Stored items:
'''

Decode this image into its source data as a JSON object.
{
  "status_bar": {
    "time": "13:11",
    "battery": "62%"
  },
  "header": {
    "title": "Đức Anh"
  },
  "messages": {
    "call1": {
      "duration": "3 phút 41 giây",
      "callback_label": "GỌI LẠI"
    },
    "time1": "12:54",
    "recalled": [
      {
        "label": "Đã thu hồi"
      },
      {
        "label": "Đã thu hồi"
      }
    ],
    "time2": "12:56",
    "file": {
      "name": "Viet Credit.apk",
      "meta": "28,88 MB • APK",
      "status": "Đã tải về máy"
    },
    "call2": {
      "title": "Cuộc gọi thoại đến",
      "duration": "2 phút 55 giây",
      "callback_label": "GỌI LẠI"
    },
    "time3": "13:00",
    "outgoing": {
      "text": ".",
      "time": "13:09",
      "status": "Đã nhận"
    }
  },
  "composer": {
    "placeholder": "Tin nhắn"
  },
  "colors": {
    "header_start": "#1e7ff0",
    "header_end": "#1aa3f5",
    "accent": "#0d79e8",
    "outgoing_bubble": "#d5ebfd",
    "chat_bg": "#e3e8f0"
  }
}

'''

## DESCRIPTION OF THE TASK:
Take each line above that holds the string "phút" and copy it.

## SOLUTION FOR THIS TASK:
      "duration": "3 phút 41 giây",
      "duration": "2 phút 55 giây",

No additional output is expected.